The record shows that defendant had a policy that "engaging in non-work related activities during work time," including solicitation or distribution of literature, is not permitted. Id. at 130. The employee handbook states that dishonest and compromised integrity are causes for immediate termination. Id. at 126. It goes further to explain that dishonesty may include, among other things "misuse of the associate discount privilege or other improper transactions for personal gain." Id. at 128. These policy statements do not make it clear that solicitation for an illegal scheme warrants termination whereas solicitation for a legal scheme does not. A jury could find that defendant's decision to terminate plaintiff rested on a racially-based application of its policy.

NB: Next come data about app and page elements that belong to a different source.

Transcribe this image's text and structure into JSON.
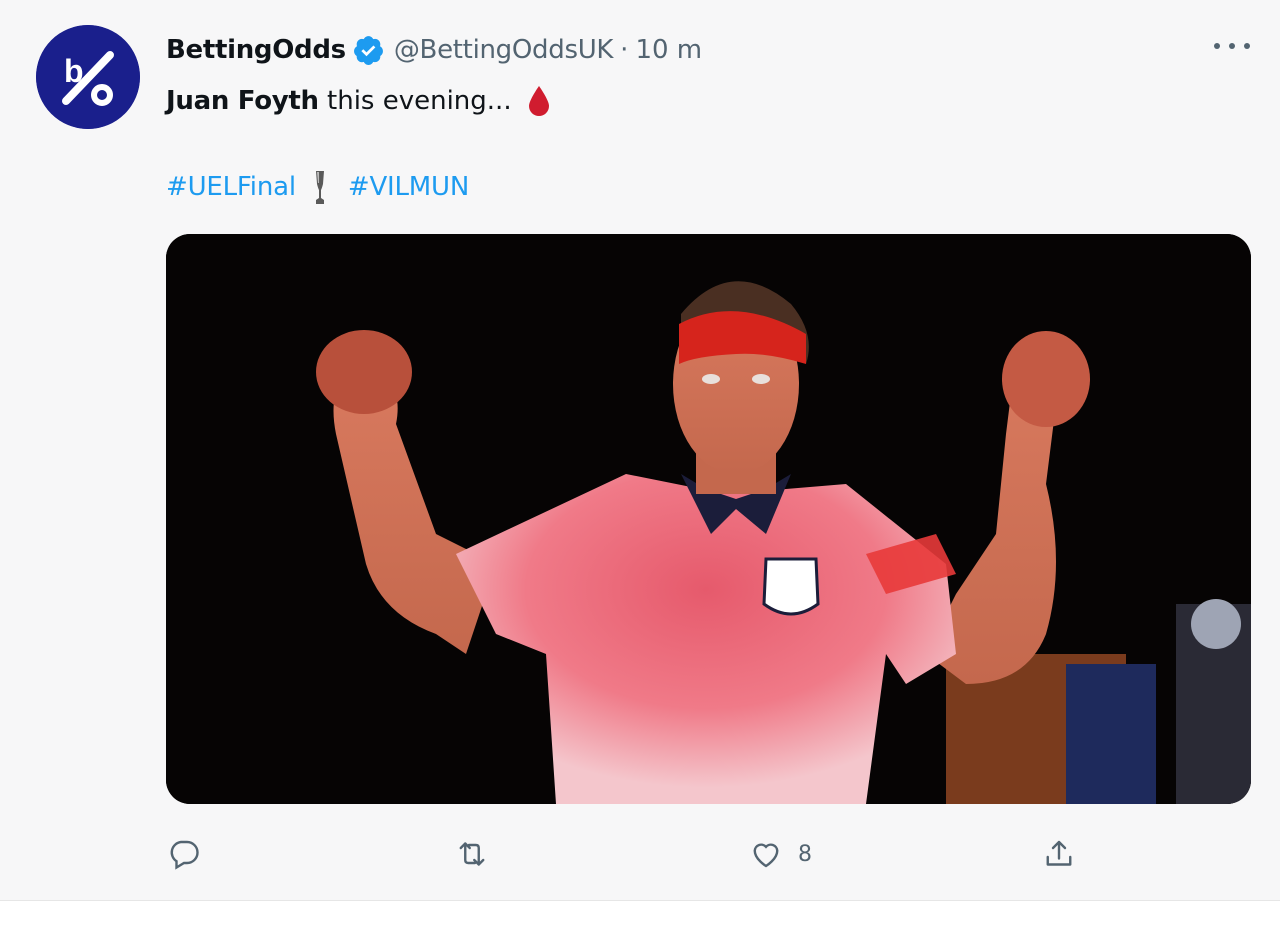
{
  "tweet": {
    "author": {
      "display_name": "BettingOdds",
      "verified": true,
      "handle": "@BettingOddsUK",
      "avatar_icon": "percent-logo-icon",
      "avatar_color": "#1a1f8c"
    },
    "separator": "·",
    "timestamp": "10 m",
    "text": {
      "bold": "Juan Foyth",
      "rest": " this evening...",
      "emoji_icon": "blood-drop-icon"
    },
    "hashtags": [
      "#UELFinal",
      "#VILMUN"
    ],
    "hashtag_emoji_icon": "trophy-icon",
    "accent_color": "#1d9bf0",
    "actions": {
      "reply": {
        "icon": "reply-icon",
        "count": ""
      },
      "retweet": {
        "icon": "retweet-icon",
        "count": ""
      },
      "like": {
        "icon": "heart-icon",
        "count": "8"
      },
      "share": {
        "icon": "share-icon",
        "count": ""
      }
    }
  }
}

On the record presented to us, Mr. Cervantes has presented sufficient "evidence that the defendant's proffered reason [for his termination] was pretexuali.e. unworthy of belief, [thus, he] can withstand a summary judgment motion and is entitled to go to trial." Kendrick, 220 F.3d at 1230. The judgment of the United States District Court for the District of Colorado is REVERSED and the case is REMANDED for further proceedings in accordance with this order and judgment. Mr. Cervantes' motion to file a supplemental appendix is DENIED. Although the plaintiffs in Pribble v. Wal-Mart, No. 98-CV-644, were Hispanics who were terminated by defendant at the same time as Mr. Cervantes for the same reasons, and although they prevailed at trial on their § 1981 claims, we do not take judicial notice(4) of that fact in determining whether Mr. Cervantes presented sufficient evidence to survive summary judgment.

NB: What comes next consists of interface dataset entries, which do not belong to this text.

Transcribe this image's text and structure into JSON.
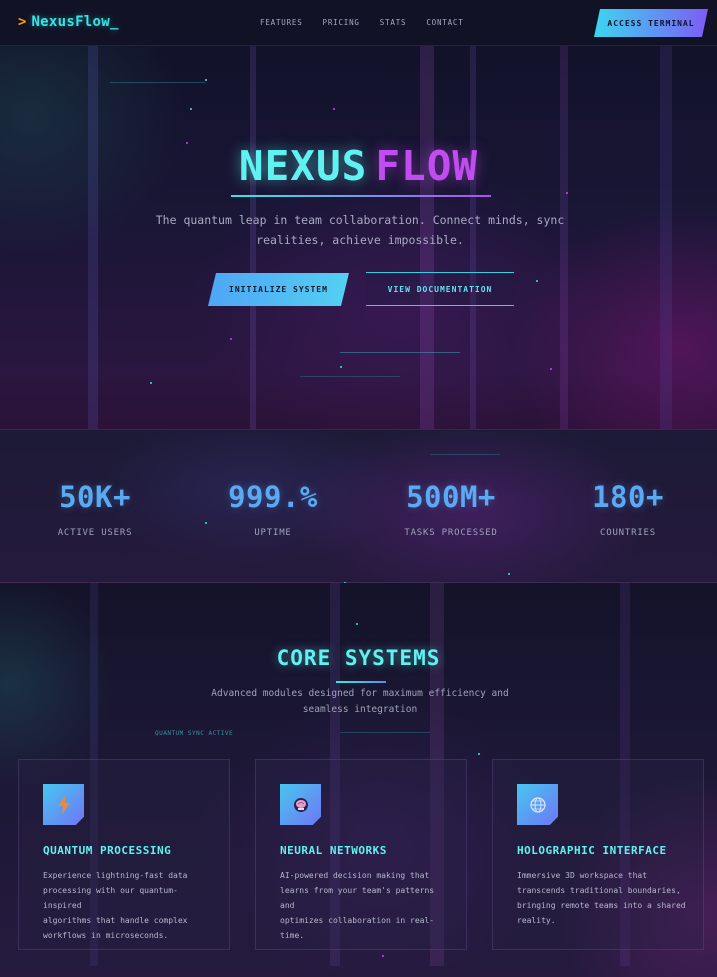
{
  "nav": {
    "logo_prefix": ">",
    "logo_text": "NexusFlow_",
    "links": [
      "FEATURES",
      "PRICING",
      "STATS",
      "CONTACT"
    ],
    "access_button": "ACCESS TERMINAL"
  },
  "hero": {
    "title_part1": "NEXUS",
    "title_part2": "FLOW",
    "subtitle_line1": "The quantum leap in team collaboration. Connect minds, sync",
    "subtitle_line2": "realities, achieve impossible.",
    "primary_button": "INITIALIZE SYSTEM",
    "secondary_button": "VIEW DOCUMENTATION"
  },
  "stats": [
    {
      "value": "50K+",
      "label": "ACTIVE USERS"
    },
    {
      "value": "999.%",
      "label": "UPTIME"
    },
    {
      "value": "500M+",
      "label": "TASKS PROCESSED"
    },
    {
      "value": "180+",
      "label": "COUNTRIES"
    }
  ],
  "features": {
    "title": "CORE SYSTEMS",
    "subtitle_line1": "Advanced modules designed for maximum efficiency and",
    "subtitle_line2": "seamless integration",
    "sync_label": "QUANTUM SYNC ACTIVE",
    "cards": [
      {
        "icon": "lightning-icon",
        "title": "QUANTUM PROCESSING",
        "lines": [
          "Experience lightning-fast data",
          "processing with our quantum-inspired",
          "algorithms that handle complex",
          "workflows in microseconds."
        ]
      },
      {
        "icon": "brain-icon",
        "title": "NEURAL NETWORKS",
        "lines": [
          "AI-powered decision making that",
          "learns from your team's patterns and",
          "optimizes collaboration in real-",
          "time."
        ]
      },
      {
        "icon": "globe-icon",
        "title": "HOLOGRAPHIC INTERFACE",
        "lines": [
          "Immersive 3D workspace that",
          "transcends traditional boundaries,",
          "bringing remote teams into a shared",
          "reality."
        ]
      }
    ]
  },
  "colors": {
    "accent_cyan": "#5ff2f0",
    "accent_magenta": "#c14cf0",
    "stat_blue": "#5aa9f3",
    "logo_chevron": "#f59e0b"
  }
}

Entered for the Court
Robert H. Henry
*. This order and judgment is not binding precedent, except under the doctrines of law of the case, res judicata, and collateral estoppel. The court generally disfavors the citation of orders and judgments; nevertheless, an order and judgment may be cited under the terms and conditions of 10th Cir. R. 36.3.
1. Mr. Cervantes does not dispute that in actuality, Friends and Family was an illegal pyramid scheme.
2. "While McDonnell Douglas involved a Title VII claim for failure to hire, the analytical framework it pioneered applies equally to claims brought pursuant to section 1981." Perry v. Woodward, 199 F.3d 1126, 1135 (10th Cir. 1999), cert. denied, 120 S. Ct. 1964 (2000). Thus, our discussion, infra, covers both of Mr. Cervantes' claims.
3. Of the sixty-four employees interviewed during the investigation, twenty-one were Hispanic. Fourteen employees were ultimately terminated, twelve of them were Hispanic.
4. Judicial notice "alleviates the parties' evidentiary duties at trial, serving as a substitute for the conventional method of taking evidence to establish facts." York v. AT&T, 95 F.3d 948, 958 (10th Cir. 1996) (quotation omitted); see also Fed. R. Evid. 201(b). Mr. Cervantes cannot take advantage of a jury's decision in a parallel case to relieve him of his duty to prove his case here.